Sunday May 27, 2012
Half-full, half-empty or no cup
By SOO EWE JIN
LIFE, as we know it, is not a bed of roses. A rose, beautiful though it may be as a flower, also comes with thorns.
But I have always been amazed by people who refuse to let the thorns get in the way. They navigate through trials and tribulations be it a medical ailment, a broken relationship or a lost job and emerge stronger.
Sometimes, we simply have to live with an uncomfortable situation, like a perpetual thorn in the side, and we have to choose between being miserable or being content.
Some people just do not know how to be happy. In fact, they love to be miserable.
It is not just about seeing the cup as half-full or half-empty, but simply not seeing the cup at all.
I read recently a satirical post by Jonathan L. Huie entitled, “Make yourself miserable!”
He gave 10 tips, and the first is “Be Envious”.
“Always be on the lookout for people who have high-paying jobs, or have inherited money or won the lottery, or who appear to have easy access to desirable romantic partners, or who are especially physically fit. Then focus your attention on what you are lacking. Be very careful never to compare your own life with the life of anyone who has less than you do,” Huie wrote.
His second tip, almost similar, is “Be Jealous”.
“Jealousy goes beyond envy. Envy is merely wanting desperately to have what someone else has. Jealousy adds the element of resentment. So, not only focus on wanting what others have, but constantly reaffirm your belief that others don't deserve what they have. Have the self-talk with yourself that, if you were simply more powerful, you would take what others have for yourself, and see to it that they suffer. After all, you deserve' the good stuff' and no one else does.”
I shall not belabour this point because I know the readers of this column, judging from the encouraging email they sent me, do not believe in being miserable.
Last Thursday, a friend wrote to share the good news about a problem she was trying to resolve since October last year.
She wrote, “I have great news. After months of correspondence with the officials, I am happy to inform you that the department head himself made a personal visit to meet my parents and gave my mother what she needed. Am truly grateful.”
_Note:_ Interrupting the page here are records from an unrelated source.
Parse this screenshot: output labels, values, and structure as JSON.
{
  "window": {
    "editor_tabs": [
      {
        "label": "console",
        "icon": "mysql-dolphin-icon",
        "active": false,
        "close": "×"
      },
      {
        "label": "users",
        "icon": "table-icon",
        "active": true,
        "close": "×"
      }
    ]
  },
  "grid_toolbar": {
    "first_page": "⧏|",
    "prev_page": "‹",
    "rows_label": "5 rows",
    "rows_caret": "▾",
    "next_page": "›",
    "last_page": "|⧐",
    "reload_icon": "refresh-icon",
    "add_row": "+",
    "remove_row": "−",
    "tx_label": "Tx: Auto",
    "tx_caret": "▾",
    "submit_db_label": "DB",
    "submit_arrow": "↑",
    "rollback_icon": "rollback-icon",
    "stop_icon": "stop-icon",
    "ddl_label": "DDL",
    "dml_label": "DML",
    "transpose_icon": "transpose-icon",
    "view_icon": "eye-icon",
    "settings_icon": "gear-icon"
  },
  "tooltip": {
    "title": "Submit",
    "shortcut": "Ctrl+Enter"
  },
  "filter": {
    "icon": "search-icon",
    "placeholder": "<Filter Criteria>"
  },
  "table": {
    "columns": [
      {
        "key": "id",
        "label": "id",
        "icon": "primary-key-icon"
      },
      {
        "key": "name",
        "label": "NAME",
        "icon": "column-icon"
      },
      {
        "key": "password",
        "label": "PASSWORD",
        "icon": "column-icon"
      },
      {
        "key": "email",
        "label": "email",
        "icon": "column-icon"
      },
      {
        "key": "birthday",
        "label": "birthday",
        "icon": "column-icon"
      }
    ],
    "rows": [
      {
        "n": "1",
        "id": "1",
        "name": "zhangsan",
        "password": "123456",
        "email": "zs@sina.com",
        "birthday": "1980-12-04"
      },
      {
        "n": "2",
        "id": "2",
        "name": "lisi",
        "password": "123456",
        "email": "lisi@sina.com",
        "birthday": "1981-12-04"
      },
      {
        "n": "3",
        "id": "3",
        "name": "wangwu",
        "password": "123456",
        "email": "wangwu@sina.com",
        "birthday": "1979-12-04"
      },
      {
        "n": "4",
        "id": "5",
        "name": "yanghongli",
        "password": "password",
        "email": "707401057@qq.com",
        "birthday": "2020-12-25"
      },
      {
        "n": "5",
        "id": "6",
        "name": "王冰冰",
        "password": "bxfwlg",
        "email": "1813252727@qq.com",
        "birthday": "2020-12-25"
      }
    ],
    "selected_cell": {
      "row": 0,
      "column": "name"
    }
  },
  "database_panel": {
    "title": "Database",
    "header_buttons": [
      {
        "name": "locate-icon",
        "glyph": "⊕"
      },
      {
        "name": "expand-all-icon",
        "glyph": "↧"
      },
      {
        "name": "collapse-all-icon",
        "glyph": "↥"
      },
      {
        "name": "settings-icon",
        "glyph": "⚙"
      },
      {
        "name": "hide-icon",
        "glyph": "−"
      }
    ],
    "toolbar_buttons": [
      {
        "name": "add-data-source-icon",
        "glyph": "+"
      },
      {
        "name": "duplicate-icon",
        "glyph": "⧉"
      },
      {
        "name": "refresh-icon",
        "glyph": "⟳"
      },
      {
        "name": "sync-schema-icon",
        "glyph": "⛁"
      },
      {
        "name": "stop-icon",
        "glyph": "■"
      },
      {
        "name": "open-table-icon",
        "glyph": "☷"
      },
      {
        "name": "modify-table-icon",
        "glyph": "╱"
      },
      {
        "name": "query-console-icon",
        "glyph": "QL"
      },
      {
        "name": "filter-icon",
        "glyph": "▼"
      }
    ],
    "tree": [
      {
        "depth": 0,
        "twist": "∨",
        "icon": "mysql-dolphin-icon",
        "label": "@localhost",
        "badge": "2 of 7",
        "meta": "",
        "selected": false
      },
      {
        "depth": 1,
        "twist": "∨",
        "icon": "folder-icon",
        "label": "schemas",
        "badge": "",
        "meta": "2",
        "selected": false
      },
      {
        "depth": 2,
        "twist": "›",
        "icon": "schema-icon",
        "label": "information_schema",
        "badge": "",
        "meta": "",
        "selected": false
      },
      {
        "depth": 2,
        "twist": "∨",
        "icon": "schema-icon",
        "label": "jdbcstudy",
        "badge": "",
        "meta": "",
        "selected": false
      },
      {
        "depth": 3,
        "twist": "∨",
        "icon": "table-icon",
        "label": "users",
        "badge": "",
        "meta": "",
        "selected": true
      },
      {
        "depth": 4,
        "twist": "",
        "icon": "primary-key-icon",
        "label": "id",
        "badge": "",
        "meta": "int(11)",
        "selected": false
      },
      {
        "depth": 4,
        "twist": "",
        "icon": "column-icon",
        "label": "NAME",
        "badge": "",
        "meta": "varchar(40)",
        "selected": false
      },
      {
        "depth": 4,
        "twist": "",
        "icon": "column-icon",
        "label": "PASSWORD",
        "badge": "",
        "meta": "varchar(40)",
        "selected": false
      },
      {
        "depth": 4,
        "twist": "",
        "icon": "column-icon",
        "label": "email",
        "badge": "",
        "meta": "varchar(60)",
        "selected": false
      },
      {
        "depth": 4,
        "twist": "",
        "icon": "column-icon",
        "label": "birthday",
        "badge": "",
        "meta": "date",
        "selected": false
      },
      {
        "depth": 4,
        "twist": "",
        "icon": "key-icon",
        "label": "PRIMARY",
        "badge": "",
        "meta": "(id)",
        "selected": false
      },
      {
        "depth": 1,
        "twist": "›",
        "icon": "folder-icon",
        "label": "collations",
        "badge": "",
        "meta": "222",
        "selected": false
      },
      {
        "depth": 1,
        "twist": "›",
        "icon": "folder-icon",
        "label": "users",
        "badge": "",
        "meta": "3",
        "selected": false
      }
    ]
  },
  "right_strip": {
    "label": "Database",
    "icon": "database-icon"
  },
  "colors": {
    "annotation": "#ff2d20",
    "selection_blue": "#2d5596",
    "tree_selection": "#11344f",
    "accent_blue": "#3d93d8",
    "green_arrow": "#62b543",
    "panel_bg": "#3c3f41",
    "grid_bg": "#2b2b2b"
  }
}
My role in this matter was simply to connect her to the right people in the civil service. All these months, she never complained about how long the process took, or if there was any hope at all to get this problem fixed.
She did not choose to be miserable, and when the solution came, she rejoiced.
I know of people who, upon receiving good news, respond with remarks like: “Too late!” or “You should look at what Mr So-and-so got.”
So if they win a trip to Bali, they whine about how their best friends are heading to London to watch the Olympics.
The constant desire to compare upwards, rather than downwards, is what being miserable is all about.
When we get passed over for a promotion, or are banished to some place in Siberia because we fell out of favour with the bosses, we can choose to wallow in misery or take on the new challenges that these positions may offer. And while there, we can also reflect on the many who are jobless and wondering where the next meal will come from.
Life indeed is imperfect. But we can still choose to celebrate life in full.
> Deputy executive editor Soo Ewe Jin acknowledges that in such a materialistic-driven world, it is not easy to be content in whatever circumstances. But it is still a good thing to learn to be content.